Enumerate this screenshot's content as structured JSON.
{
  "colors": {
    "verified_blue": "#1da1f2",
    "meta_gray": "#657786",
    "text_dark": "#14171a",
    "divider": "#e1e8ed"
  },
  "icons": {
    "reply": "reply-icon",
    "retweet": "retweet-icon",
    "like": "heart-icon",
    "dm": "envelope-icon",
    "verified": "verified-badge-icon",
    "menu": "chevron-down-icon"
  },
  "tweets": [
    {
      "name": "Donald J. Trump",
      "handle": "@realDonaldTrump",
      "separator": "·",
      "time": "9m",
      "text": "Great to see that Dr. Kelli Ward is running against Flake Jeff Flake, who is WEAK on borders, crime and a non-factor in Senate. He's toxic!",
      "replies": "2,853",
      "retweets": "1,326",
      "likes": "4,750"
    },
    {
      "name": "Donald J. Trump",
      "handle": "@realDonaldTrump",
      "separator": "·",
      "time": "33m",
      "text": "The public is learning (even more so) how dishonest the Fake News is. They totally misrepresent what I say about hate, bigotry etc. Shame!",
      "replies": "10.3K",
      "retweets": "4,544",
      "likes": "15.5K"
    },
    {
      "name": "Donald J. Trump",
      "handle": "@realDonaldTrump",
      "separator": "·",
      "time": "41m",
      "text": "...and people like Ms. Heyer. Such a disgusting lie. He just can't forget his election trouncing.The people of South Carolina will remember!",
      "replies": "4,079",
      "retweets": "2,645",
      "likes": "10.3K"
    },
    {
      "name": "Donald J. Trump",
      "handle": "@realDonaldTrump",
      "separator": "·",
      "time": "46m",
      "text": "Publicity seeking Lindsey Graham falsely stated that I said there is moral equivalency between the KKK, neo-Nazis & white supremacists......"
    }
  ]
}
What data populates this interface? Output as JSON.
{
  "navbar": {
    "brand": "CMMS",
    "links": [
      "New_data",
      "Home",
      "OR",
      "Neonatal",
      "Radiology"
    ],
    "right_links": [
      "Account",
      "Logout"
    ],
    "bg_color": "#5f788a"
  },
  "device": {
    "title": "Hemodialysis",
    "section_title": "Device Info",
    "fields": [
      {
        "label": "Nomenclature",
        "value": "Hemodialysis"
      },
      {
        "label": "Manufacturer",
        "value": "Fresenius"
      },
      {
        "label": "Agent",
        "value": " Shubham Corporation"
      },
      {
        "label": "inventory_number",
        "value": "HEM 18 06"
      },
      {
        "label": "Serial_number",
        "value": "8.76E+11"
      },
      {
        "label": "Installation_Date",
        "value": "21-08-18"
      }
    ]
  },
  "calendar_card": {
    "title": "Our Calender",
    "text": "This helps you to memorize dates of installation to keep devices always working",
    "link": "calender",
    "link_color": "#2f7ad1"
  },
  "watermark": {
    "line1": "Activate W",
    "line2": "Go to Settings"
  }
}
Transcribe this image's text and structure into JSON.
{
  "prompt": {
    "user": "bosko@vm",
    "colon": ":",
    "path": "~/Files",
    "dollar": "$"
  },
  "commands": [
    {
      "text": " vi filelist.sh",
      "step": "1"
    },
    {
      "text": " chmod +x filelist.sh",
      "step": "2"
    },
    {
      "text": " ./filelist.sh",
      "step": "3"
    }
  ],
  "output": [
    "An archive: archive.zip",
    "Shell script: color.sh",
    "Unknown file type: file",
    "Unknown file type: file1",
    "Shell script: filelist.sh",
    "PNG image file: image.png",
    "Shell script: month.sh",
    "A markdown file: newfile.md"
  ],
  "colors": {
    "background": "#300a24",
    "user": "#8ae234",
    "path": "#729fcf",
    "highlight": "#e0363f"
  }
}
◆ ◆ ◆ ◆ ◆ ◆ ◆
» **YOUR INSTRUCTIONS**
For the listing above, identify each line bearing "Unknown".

» **ANSWER TO THE EXERCISE**
    "Unknown file type: file",
    "Unknown file type: file1",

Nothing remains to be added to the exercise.